Cuba waited for them in 2018, but they did not come. After a first semester with a fall of 6.5%, last year’s tourism forecasts were reduced by the Cuban Ministry of Tourism (MINTUR), which deployed an intense campaign to reverse the situation in the subsequent months and, above all, to make the expected jump in 2019.
In 2018, the Island received more than 4.7 million visitors, a new record, with Canada once again the primary market. Cruise ships provided a buoyant increase in arrivals—mainly to the ports of Havana, Santiago and Cienfuegos—and allowed Americans to circumvent the Trump administration’s measures against travel to Cuba.
For 2019, MINTUR has an ambitious plan: 5.1 million visitors, more than 5,000 new rooms throughout the island, and more cruise trips. In addition, it foresees diversification with a marketing of Cuba beyond “sun and beach,” with the promotion of ecotourism, health tourism and major events as emerging modalities, the latter mainly in Havana, which will celebrate 500 years since its founding and will host the 39th International Tourism Fair (FitCuba 2019).
But these objectives are not enough. The increase in tourists must be coherently accompanied by another more important one: income. Only then can tourism boast of being the locomotive that the Cuban economy needs.
5. Five Centuries of Havana
Havana will turn 500 on November 16, 2019, following the tradition of commemorating the founding of the city at its current site and not at its first settlement, on the south coast of the island. With this, Havana will be the last of Cuba’s seven founding townships to celebrate its half-millennium.
The Cuban capital is already in countdown mode and launched a campaign in 2018 led by the Office of the Historian and the municipal government, including construction, and social and cultural activities throughout the year.
Restoration of buildings and emblematic streets, celebrations and cultural events, and construction of new houses and hotels, are all part of the program, which will culminate in the celebration of the anniversary in November, at which the King and Queen of Spain are expected.
Although it is impossible to erase the many problems accumulated by the city over the years in just a few months—construction, sanitation, transportation, lighting—Dr. Eusebio Leal, Official Historian of the City of Havana, called upon Cubans to take advantage of the anniversary’s momentum to consider the 500 years not as a goal but as an opportunity to continue working to “change the face of Havana.”

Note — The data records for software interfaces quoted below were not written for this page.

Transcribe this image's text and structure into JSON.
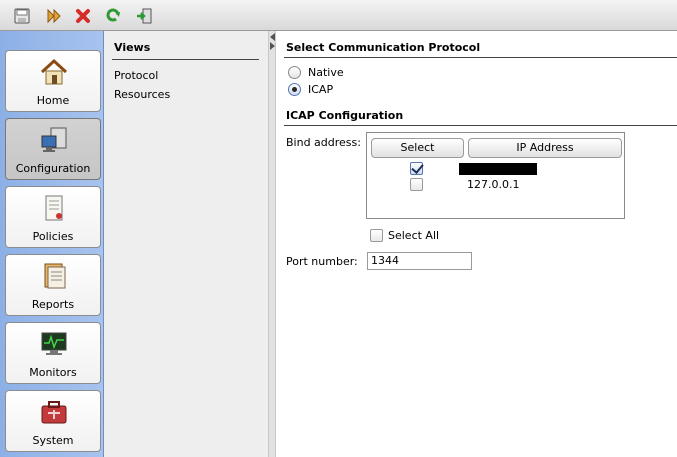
{
  "toolbar": {
    "icons": [
      "save-icon",
      "forward-icon",
      "delete-icon",
      "refresh-icon",
      "exit-icon"
    ]
  },
  "nav": {
    "items": [
      {
        "label": "Home",
        "icon": "home-icon"
      },
      {
        "label": "Configuration",
        "icon": "configuration-icon",
        "selected": true
      },
      {
        "label": "Policies",
        "icon": "policies-icon"
      },
      {
        "label": "Reports",
        "icon": "reports-icon"
      },
      {
        "label": "Monitors",
        "icon": "monitors-icon"
      },
      {
        "label": "System",
        "icon": "system-icon"
      }
    ]
  },
  "views": {
    "title": "Views",
    "links": [
      "Protocol",
      "Resources"
    ]
  },
  "main": {
    "protocol": {
      "title": "Select Communication Protocol",
      "options": [
        {
          "label": "Native",
          "selected": false
        },
        {
          "label": "ICAP",
          "selected": true
        }
      ]
    },
    "icap": {
      "title": "ICAP Configuration",
      "bind_label": "Bind address:",
      "table": {
        "headers": [
          "Select",
          "IP Address"
        ],
        "rows": [
          {
            "checked": true,
            "ip": "",
            "redacted": true
          },
          {
            "checked": false,
            "ip": "127.0.0.1",
            "redacted": false
          }
        ]
      },
      "select_all_label": "Select All",
      "select_all_checked": false,
      "port_label": "Port number:",
      "port_value": "1344"
    }
  },
  "colors": {
    "nav_bg": "#8cb0e6",
    "views_bg": "#eeeeee",
    "delete_red": "#d62b2b",
    "refresh_green": "#2f9a34"
  }
}
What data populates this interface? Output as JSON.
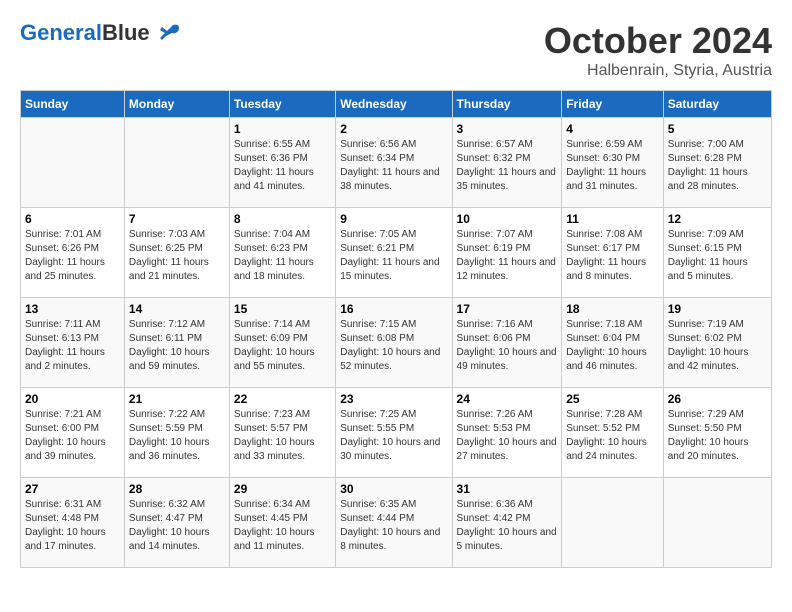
{
  "logo": {
    "general": "General",
    "blue": "Blue"
  },
  "header": {
    "month": "October 2024",
    "location": "Halbenrain, Styria, Austria"
  },
  "days_of_week": [
    "Sunday",
    "Monday",
    "Tuesday",
    "Wednesday",
    "Thursday",
    "Friday",
    "Saturday"
  ],
  "weeks": [
    [
      {
        "num": "",
        "empty": true
      },
      {
        "num": "",
        "empty": true
      },
      {
        "num": "1",
        "sunrise": "6:55 AM",
        "sunset": "6:36 PM",
        "daylight": "11 hours and 41 minutes."
      },
      {
        "num": "2",
        "sunrise": "6:56 AM",
        "sunset": "6:34 PM",
        "daylight": "11 hours and 38 minutes."
      },
      {
        "num": "3",
        "sunrise": "6:57 AM",
        "sunset": "6:32 PM",
        "daylight": "11 hours and 35 minutes."
      },
      {
        "num": "4",
        "sunrise": "6:59 AM",
        "sunset": "6:30 PM",
        "daylight": "11 hours and 31 minutes."
      },
      {
        "num": "5",
        "sunrise": "7:00 AM",
        "sunset": "6:28 PM",
        "daylight": "11 hours and 28 minutes."
      }
    ],
    [
      {
        "num": "6",
        "sunrise": "7:01 AM",
        "sunset": "6:26 PM",
        "daylight": "11 hours and 25 minutes."
      },
      {
        "num": "7",
        "sunrise": "7:03 AM",
        "sunset": "6:25 PM",
        "daylight": "11 hours and 21 minutes."
      },
      {
        "num": "8",
        "sunrise": "7:04 AM",
        "sunset": "6:23 PM",
        "daylight": "11 hours and 18 minutes."
      },
      {
        "num": "9",
        "sunrise": "7:05 AM",
        "sunset": "6:21 PM",
        "daylight": "11 hours and 15 minutes."
      },
      {
        "num": "10",
        "sunrise": "7:07 AM",
        "sunset": "6:19 PM",
        "daylight": "11 hours and 12 minutes."
      },
      {
        "num": "11",
        "sunrise": "7:08 AM",
        "sunset": "6:17 PM",
        "daylight": "11 hours and 8 minutes."
      },
      {
        "num": "12",
        "sunrise": "7:09 AM",
        "sunset": "6:15 PM",
        "daylight": "11 hours and 5 minutes."
      }
    ],
    [
      {
        "num": "13",
        "sunrise": "7:11 AM",
        "sunset": "6:13 PM",
        "daylight": "11 hours and 2 minutes."
      },
      {
        "num": "14",
        "sunrise": "7:12 AM",
        "sunset": "6:11 PM",
        "daylight": "10 hours and 59 minutes."
      },
      {
        "num": "15",
        "sunrise": "7:14 AM",
        "sunset": "6:09 PM",
        "daylight": "10 hours and 55 minutes."
      },
      {
        "num": "16",
        "sunrise": "7:15 AM",
        "sunset": "6:08 PM",
        "daylight": "10 hours and 52 minutes."
      },
      {
        "num": "17",
        "sunrise": "7:16 AM",
        "sunset": "6:06 PM",
        "daylight": "10 hours and 49 minutes."
      },
      {
        "num": "18",
        "sunrise": "7:18 AM",
        "sunset": "6:04 PM",
        "daylight": "10 hours and 46 minutes."
      },
      {
        "num": "19",
        "sunrise": "7:19 AM",
        "sunset": "6:02 PM",
        "daylight": "10 hours and 42 minutes."
      }
    ],
    [
      {
        "num": "20",
        "sunrise": "7:21 AM",
        "sunset": "6:00 PM",
        "daylight": "10 hours and 39 minutes."
      },
      {
        "num": "21",
        "sunrise": "7:22 AM",
        "sunset": "5:59 PM",
        "daylight": "10 hours and 36 minutes."
      },
      {
        "num": "22",
        "sunrise": "7:23 AM",
        "sunset": "5:57 PM",
        "daylight": "10 hours and 33 minutes."
      },
      {
        "num": "23",
        "sunrise": "7:25 AM",
        "sunset": "5:55 PM",
        "daylight": "10 hours and 30 minutes."
      },
      {
        "num": "24",
        "sunrise": "7:26 AM",
        "sunset": "5:53 PM",
        "daylight": "10 hours and 27 minutes."
      },
      {
        "num": "25",
        "sunrise": "7:28 AM",
        "sunset": "5:52 PM",
        "daylight": "10 hours and 24 minutes."
      },
      {
        "num": "26",
        "sunrise": "7:29 AM",
        "sunset": "5:50 PM",
        "daylight": "10 hours and 20 minutes."
      }
    ],
    [
      {
        "num": "27",
        "sunrise": "6:31 AM",
        "sunset": "4:48 PM",
        "daylight": "10 hours and 17 minutes."
      },
      {
        "num": "28",
        "sunrise": "6:32 AM",
        "sunset": "4:47 PM",
        "daylight": "10 hours and 14 minutes."
      },
      {
        "num": "29",
        "sunrise": "6:34 AM",
        "sunset": "4:45 PM",
        "daylight": "10 hours and 11 minutes."
      },
      {
        "num": "30",
        "sunrise": "6:35 AM",
        "sunset": "4:44 PM",
        "daylight": "10 hours and 8 minutes."
      },
      {
        "num": "31",
        "sunrise": "6:36 AM",
        "sunset": "4:42 PM",
        "daylight": "10 hours and 5 minutes."
      },
      {
        "num": "",
        "empty": true
      },
      {
        "num": "",
        "empty": true
      }
    ]
  ]
}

Whether or not that is fulfilled, from now through November much will be said about the five centuries of the beautiful Cuban capital.